### What you have to do
Give back every line of the material exactly, as it appears below.

————————

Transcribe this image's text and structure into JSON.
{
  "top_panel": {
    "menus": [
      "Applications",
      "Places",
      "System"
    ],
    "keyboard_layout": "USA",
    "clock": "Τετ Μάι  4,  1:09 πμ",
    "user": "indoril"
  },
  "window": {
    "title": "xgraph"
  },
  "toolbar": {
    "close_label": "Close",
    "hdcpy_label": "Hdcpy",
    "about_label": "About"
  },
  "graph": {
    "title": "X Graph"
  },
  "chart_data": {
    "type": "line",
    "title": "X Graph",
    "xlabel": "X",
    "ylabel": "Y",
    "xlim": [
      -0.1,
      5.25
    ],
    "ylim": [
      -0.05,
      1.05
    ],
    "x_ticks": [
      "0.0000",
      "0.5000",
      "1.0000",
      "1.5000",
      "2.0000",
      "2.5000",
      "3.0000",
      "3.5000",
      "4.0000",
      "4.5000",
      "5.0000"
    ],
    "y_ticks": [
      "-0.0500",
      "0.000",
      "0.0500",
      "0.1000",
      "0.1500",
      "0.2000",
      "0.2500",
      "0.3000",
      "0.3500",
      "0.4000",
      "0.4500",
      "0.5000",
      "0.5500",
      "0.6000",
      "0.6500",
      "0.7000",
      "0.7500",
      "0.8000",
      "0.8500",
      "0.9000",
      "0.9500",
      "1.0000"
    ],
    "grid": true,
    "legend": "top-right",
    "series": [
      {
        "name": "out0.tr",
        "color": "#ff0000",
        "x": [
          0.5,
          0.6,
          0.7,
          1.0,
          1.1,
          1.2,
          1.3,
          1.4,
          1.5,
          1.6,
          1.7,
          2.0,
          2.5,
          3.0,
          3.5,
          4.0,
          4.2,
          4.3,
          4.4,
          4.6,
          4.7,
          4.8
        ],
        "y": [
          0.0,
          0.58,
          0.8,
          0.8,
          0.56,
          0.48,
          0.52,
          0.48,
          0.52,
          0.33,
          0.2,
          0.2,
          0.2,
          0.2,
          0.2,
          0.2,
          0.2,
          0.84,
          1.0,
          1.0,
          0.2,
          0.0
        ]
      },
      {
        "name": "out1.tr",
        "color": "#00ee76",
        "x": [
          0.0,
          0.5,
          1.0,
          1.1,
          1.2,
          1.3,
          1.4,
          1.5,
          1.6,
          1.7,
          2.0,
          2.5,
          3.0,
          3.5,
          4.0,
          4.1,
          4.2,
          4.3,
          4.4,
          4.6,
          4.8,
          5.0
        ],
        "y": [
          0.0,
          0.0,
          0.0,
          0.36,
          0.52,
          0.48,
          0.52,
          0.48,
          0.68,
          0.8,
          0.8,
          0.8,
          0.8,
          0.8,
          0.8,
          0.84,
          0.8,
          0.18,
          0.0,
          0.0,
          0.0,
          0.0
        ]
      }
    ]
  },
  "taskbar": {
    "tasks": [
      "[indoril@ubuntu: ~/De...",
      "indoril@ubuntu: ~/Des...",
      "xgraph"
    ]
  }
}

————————

### Reply
Transcribe this image's text and structure into JSON.
{
  "top_panel": {
    "menus": [
      "Applications",
      "Places",
      "System"
    ],
    "keyboard_layout": "USA",
    "clock": "Τετ Μάι  4,  1:09 πμ",
    "user": "indoril"
  },
  "window": {
    "title": "xgraph"
  },
  "toolbar": {
    "close_label": "Close",
    "hdcpy_label": "Hdcpy",
    "about_label": "About"
  },
  "graph": {
    "title": "X Graph"
  },
  "chart_data": {
    "type": "line",
    "title": "X Graph",
    "xlabel": "X",
    "ylabel": "Y",
    "xlim": [
      -0.1,
      5.25
    ],
    "ylim": [
      -0.05,
      1.05
    ],
    "x_ticks": [
      "0.0000",
      "0.5000",
      "1.0000",
      "1.5000",
      "2.0000",
      "2.5000",
      "3.0000",
      "3.5000",
      "4.0000",
      "4.5000",
      "5.0000"
    ],
    "y_ticks": [
      "-0.0500",
      "0.000",
      "0.0500",
      "0.1000",
      "0.1500",
      "0.2000",
      "0.2500",
      "0.3000",
      "0.3500",
      "0.4000",
      "0.4500",
      "0.5000",
      "0.5500",
      "0.6000",
      "0.6500",
      "0.7000",
      "0.7500",
      "0.8000",
      "0.8500",
      "0.9000",
      "0.9500",
      "1.0000"
    ],
    "grid": true,
    "legend": "top-right",
    "series": [
      {
        "name": "out0.tr",
        "color": "#ff0000",
        "x": [
          0.5,
          0.6,
          0.7,
          1.0,
          1.1,
          1.2,
          1.3,
          1.4,
          1.5,
          1.6,
          1.7,
          2.0,
          2.5,
          3.0,
          3.5,
          4.0,
          4.2,
          4.3,
          4.4,
          4.6,
          4.7,
          4.8
        ],
        "y": [
          0.0,
          0.58,
          0.8,
          0.8,
          0.56,
          0.48,
          0.52,
          0.48,
          0.52,
          0.33,
          0.2,
          0.2,
          0.2,
          0.2,
          0.2,
          0.2,
          0.2,
          0.84,
          1.0,
          1.0,
          0.2,
          0.0
        ]
      },
      {
        "name": "out1.tr",
        "color": "#00ee76",
        "x": [
          0.0,
          0.5,
          1.0,
          1.1,
          1.2,
          1.3,
          1.4,
          1.5,
          1.6,
          1.7,
          2.0,
          2.5,
          3.0,
          3.5,
          4.0,
          4.1,
          4.2,
          4.3,
          4.4,
          4.6,
          4.8,
          5.0
        ],
        "y": [
          0.0,
          0.0,
          0.0,
          0.36,
          0.52,
          0.48,
          0.52,
          0.48,
          0.68,
          0.8,
          0.8,
          0.8,
          0.8,
          0.8,
          0.8,
          0.84,
          0.8,
          0.18,
          0.0,
          0.0,
          0.0,
          0.0
        ]
      }
    ]
  },
  "taskbar": {
    "tasks": [
      "[indoril@ubuntu: ~/De...",
      "indoril@ubuntu: ~/Des...",
      "xgraph"
    ]
  }
}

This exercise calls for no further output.